◆ **Required action**:
When a line of the entries contains "this", please list that line.

◆ **Provided data**:
§

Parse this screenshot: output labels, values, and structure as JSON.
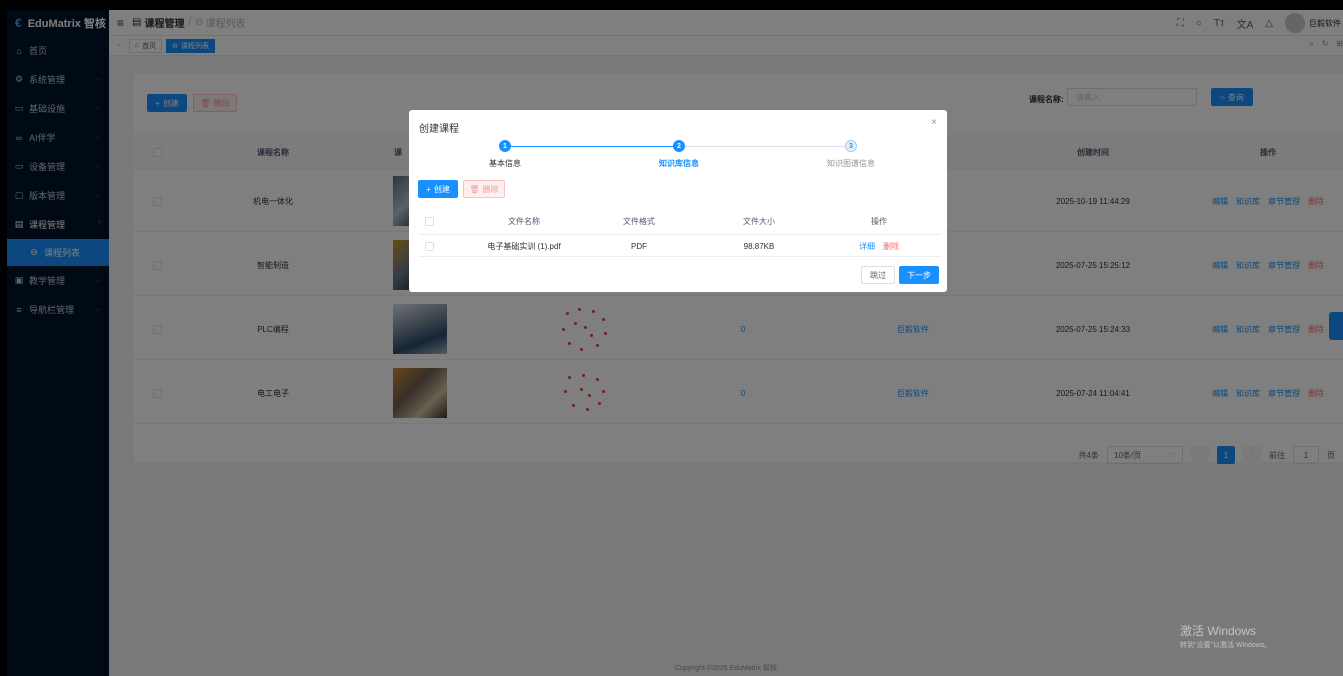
{
  "app": {
    "logo": "EduMatrix 智核"
  },
  "sidebar": {
    "items": [
      {
        "label": "首页"
      },
      {
        "label": "系统管理"
      },
      {
        "label": "基础设施"
      },
      {
        "label": "AI伴学"
      },
      {
        "label": "设备管理"
      },
      {
        "label": "版本管理"
      },
      {
        "label": "课程管理"
      },
      {
        "label": "课程列表"
      },
      {
        "label": "教学管理"
      },
      {
        "label": "导航栏管理"
      }
    ]
  },
  "header": {
    "breadcrumb_1": "课程管理",
    "breadcrumb_sep": "/",
    "breadcrumb_2": "课程列表",
    "font_label": "Tт",
    "translate_label": "文A",
    "username": "巨毅软件"
  },
  "tags": {
    "home": "首页",
    "course_list": "课程列表"
  },
  "toolbar": {
    "create_label": "创建",
    "delete_label": "删除",
    "search_label": "课程名称:",
    "search_placeholder": "请输入",
    "query_label": "查询"
  },
  "table": {
    "columns": {
      "name": "课程名称",
      "cover": "课",
      "created": "创建时间",
      "ops": "操作"
    },
    "rows": [
      {
        "name": "机电一体化",
        "count": "",
        "author": "",
        "created": "2025-10-19 11:44:29"
      },
      {
        "name": "智能制造",
        "count": "",
        "author": "",
        "created": "2025-07-25 15:25:12"
      },
      {
        "name": "PLC编程",
        "count": "0",
        "author": "巨毅软件",
        "created": "2025-07-25 15:24:33"
      },
      {
        "name": "电工电子",
        "count": "0",
        "author": "巨毅软件",
        "created": "2025-07-24 11:04:41"
      }
    ],
    "ops": {
      "edit": "编辑",
      "kb": "知识库",
      "chapter": "章节管理",
      "delete": "删除"
    }
  },
  "pager": {
    "total": "共4条",
    "page_size": "10条/页",
    "current": "1",
    "goto_label": "前往",
    "goto_value": "1",
    "page_unit": "页"
  },
  "footer": "Copyright ©2025 EduMatrix 智核",
  "watermark": {
    "line1": "激活 Windows",
    "line2": "转到\"设置\"以激活 Windows。"
  },
  "dialog": {
    "title": "创建课程",
    "close": "×",
    "steps": [
      {
        "num": "1",
        "label": "基本信息"
      },
      {
        "num": "2",
        "label": "知识库信息"
      },
      {
        "num": "3",
        "label": "知识图谱信息"
      }
    ],
    "create_label": "创建",
    "delete_label": "删除",
    "columns": {
      "file_name": "文件名称",
      "file_format": "文件格式",
      "file_size": "文件大小",
      "ops": "操作"
    },
    "files": [
      {
        "name": "电子基础实训 (1).pdf",
        "format": "PDF",
        "size": "98.87KB",
        "detail": "详细",
        "delete": "删除"
      }
    ],
    "skip_label": "跳过",
    "next_label": "下一步"
  },
  "colors": {
    "primary": "#1890ff",
    "sidebar": "#001529",
    "danger": "#f56c6c"
  }
}
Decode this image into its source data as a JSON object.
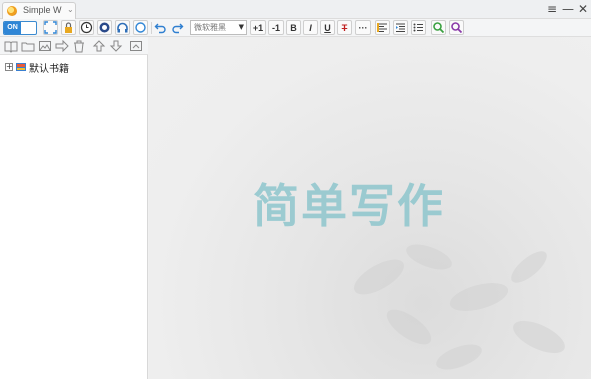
{
  "window": {
    "tab_title": "Simple W",
    "tab_dropdown_glyph": "⌄",
    "controls": {
      "menu_glyph": "≡",
      "minimize_glyph": "—",
      "close_glyph": "✕"
    }
  },
  "toolbar": {
    "toggle_label": "ON",
    "font_select_value": "微软雅黑",
    "font_increase_label": "+1",
    "font_decrease_label": "-1",
    "bold_label": "B",
    "italic_label": "I",
    "underline_label": "U",
    "strike_label": "T",
    "more_label": "···"
  },
  "tree": {
    "root_label": "默认书籍",
    "expander_glyph": "+"
  },
  "editor": {
    "watermark_text": "简单写作"
  },
  "colors": {
    "accent_blue": "#2f86d6",
    "watermark": "#8ec6cd",
    "search_icon": "#3aa040",
    "replace_icon": "#8a3aa8",
    "undo_redo": "#2f7fd0"
  }
}
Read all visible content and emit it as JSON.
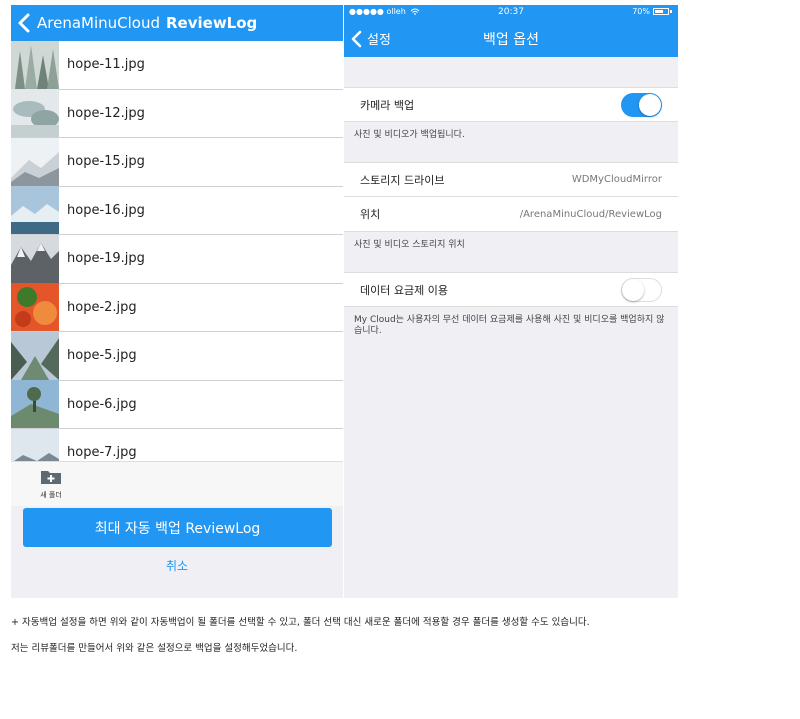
{
  "left_panel": {
    "nav": {
      "path": "ArenaMinuCloud",
      "current": "ReviewLog"
    },
    "files": [
      {
        "name": "hope-11.jpg",
        "thumb": "snowy-forest"
      },
      {
        "name": "hope-12.jpg",
        "thumb": "snowy-trees"
      },
      {
        "name": "hope-15.jpg",
        "thumb": "snowy-mountain"
      },
      {
        "name": "hope-16.jpg",
        "thumb": "mountain-lake"
      },
      {
        "name": "hope-19.jpg",
        "thumb": "rocky-peaks"
      },
      {
        "name": "hope-2.jpg",
        "thumb": "orange-food"
      },
      {
        "name": "hope-5.jpg",
        "thumb": "green-valley"
      },
      {
        "name": "hope-6.jpg",
        "thumb": "hill-tree"
      },
      {
        "name": "hope-7.jpg",
        "thumb": "snow-range"
      }
    ],
    "new_folder_label": "새 폴더",
    "primary_button": "최대 자동 백업 ReviewLog",
    "cancel": "취소"
  },
  "right_panel": {
    "status": {
      "carrier": "●●●●● olleh",
      "time": "20:37",
      "battery": "70%",
      "battery_level": 0.7
    },
    "nav": {
      "back": "설정",
      "title": "백업 옵션"
    },
    "camera_backup": {
      "label": "카메라 백업",
      "enabled": true,
      "note": "사진 및 비디오가 백업됩니다."
    },
    "storage_drive": {
      "label": "스토리지 드라이브",
      "value": "WDMyCloudMirror"
    },
    "location": {
      "label": "위치",
      "value": "/ArenaMinuCloud/ReviewLog"
    },
    "location_note": "사진 및 비디오 스토리지 위치",
    "data_plan": {
      "label": "데이터 요금제 이용",
      "enabled": false,
      "note": "My Cloud는 사용자의 무선 데이터 요금제를 사용해 사진 및 비디오를 백업하지 않습니다."
    }
  },
  "captions": {
    "line1": "+ 자동백업 설정을 하면 위와 같이 자동백업이 될 폴더를 선택할 수 있고, 폴더 선택 대신 새로운 폴더에 적용할 경우 폴더를 생성할 수도 있습니다.",
    "line2": "저는 리뷰폴더를 만들어서 위와 같은 설정으로 백업을 설정해두었습니다."
  },
  "colors": {
    "accent": "#2196f3",
    "background": "#efeff4"
  }
}
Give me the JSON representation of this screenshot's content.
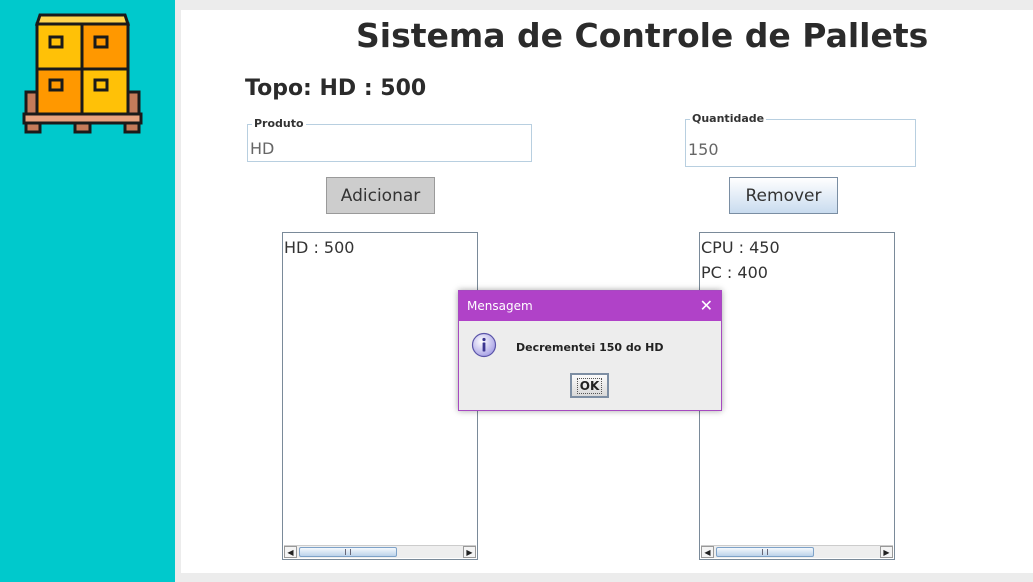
{
  "app": {
    "title": "Sistema de Controle de Pallets",
    "topo_label": "Topo: HD : 500",
    "logo_icon": "pallet-boxes-icon"
  },
  "form": {
    "produto": {
      "label": "Produto",
      "value": "HD"
    },
    "quantidade": {
      "label": "Quantidade",
      "value": "150"
    },
    "add_label": "Adicionar",
    "remove_label": "Remover"
  },
  "lists": {
    "left": {
      "items": [
        "HD : 500"
      ]
    },
    "right": {
      "items": [
        "CPU : 450",
        "PC : 400"
      ]
    }
  },
  "dialog": {
    "title": "Mensagem",
    "message": "Decrementei 150 do HD",
    "ok_label": "OK",
    "icon": "info-icon"
  },
  "colors": {
    "sidebar": "#00c9cc",
    "dialog_titlebar": "#b042c8"
  }
}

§

◆ **Solution to the problem**:
Parse this screenshot: output labels, values, and structure as JSON.
Decode this image into its source data as a JSON object.
Give me the JSON representation of this screenshot's content.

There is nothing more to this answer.